By Michael Paglia, COO, ElevateBio BaseCamp, and Shannon Eaker, Cell and Gene Therapy FastTrak™ Leader, Cytiva
Cell and gene therapies have the potential to represent a larger percentage of biologics, but their unique characteristics and uses do pose challenges. For instance, cells for personalized CAR-T therapies are taken from sick patients and manipulated to fight their cancer. There’s variability between donors, cells must be handled with care to ensure they remain viable, and they must be delivered to the correct recipient at the right time. In another example, viral vectors that carry genetic information for CGTs are large and may be unstable. They may also require a biosafety level 2 (BSL-2) classification. Traditional BSL-2 facilities are expensive to build and operate because of the HVAC and air handling needed, and they can take several years to build. And for emerging biotech companies, time and money are in particularly short supply as they race to their next milestone.

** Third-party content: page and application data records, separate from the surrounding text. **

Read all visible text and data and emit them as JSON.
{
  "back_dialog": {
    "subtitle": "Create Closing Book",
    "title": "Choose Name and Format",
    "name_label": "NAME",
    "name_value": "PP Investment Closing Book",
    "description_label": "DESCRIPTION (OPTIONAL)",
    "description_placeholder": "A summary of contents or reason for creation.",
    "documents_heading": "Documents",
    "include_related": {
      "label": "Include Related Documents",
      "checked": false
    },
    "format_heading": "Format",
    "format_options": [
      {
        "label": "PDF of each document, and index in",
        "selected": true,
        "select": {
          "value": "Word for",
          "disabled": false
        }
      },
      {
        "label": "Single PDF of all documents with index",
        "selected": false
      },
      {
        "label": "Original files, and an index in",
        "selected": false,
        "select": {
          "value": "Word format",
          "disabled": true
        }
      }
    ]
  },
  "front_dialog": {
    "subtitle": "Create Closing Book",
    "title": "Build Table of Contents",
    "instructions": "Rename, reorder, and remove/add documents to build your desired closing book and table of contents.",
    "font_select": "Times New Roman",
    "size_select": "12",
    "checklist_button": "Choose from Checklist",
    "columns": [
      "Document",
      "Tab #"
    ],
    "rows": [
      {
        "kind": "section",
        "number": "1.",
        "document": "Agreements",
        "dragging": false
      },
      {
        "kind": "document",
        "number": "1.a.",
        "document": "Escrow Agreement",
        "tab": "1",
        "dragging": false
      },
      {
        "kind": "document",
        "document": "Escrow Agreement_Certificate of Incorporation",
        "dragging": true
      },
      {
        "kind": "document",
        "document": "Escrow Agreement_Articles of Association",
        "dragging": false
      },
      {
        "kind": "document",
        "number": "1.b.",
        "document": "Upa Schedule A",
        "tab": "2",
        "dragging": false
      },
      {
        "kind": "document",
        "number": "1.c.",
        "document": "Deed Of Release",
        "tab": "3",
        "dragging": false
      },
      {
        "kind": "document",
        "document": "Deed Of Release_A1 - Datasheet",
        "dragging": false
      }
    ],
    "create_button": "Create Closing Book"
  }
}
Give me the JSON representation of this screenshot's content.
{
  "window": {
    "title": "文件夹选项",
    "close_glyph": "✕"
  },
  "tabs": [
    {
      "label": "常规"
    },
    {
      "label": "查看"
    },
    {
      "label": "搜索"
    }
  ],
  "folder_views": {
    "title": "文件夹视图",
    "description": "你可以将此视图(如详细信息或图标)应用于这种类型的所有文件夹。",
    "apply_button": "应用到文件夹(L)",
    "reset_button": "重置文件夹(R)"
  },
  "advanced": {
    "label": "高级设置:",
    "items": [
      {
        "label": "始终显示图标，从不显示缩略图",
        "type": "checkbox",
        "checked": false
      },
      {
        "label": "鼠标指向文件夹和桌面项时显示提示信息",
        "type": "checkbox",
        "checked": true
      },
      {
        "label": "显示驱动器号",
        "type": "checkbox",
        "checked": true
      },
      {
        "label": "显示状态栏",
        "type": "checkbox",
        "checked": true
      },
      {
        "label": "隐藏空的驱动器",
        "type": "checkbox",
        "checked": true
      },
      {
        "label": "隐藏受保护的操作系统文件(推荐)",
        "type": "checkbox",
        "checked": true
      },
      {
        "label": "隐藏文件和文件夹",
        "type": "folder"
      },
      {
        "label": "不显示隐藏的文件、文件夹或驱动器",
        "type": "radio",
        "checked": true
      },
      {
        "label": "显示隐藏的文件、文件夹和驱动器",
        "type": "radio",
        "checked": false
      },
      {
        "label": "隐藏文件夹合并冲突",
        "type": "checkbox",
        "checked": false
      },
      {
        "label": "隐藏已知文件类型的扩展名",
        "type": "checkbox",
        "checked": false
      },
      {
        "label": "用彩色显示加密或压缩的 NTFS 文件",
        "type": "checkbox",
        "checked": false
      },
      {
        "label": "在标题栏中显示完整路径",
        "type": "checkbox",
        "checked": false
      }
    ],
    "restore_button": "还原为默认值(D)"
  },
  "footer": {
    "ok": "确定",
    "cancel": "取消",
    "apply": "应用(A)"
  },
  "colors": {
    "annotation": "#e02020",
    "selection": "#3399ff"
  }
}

The high demand for cell and gene therapies and the materials to research, develop, and manufacture them led to a significant “capacity crunch” across the industry. Without a surge in capacity – or innovative technological solutions – this shortage will only continue, eventually slowing R&D in this space as well as market entry for CGT products that often have an accelerated regulatory path to approval. Even companies that have secured a spot face the ongoing concern of maintaining their intellectual property, not to mention potential failures during process transfers. The challenge of securing qualified staff is another ongoing issue that will plague the success of CGTs.
ElevateBio, a cell and gene therapy technology company focused on accelerating the development of life-saving therapies, has an experienced team that understands the wide range of challenges CGTs present. Download the full article to learn more about how, through its collaboration with Cytiva, ElevateBio has established a toolbox of solutions to serve as an engine for innovation and resolution, ultimately driving the successful commercialization of CGTs for the patients who need them.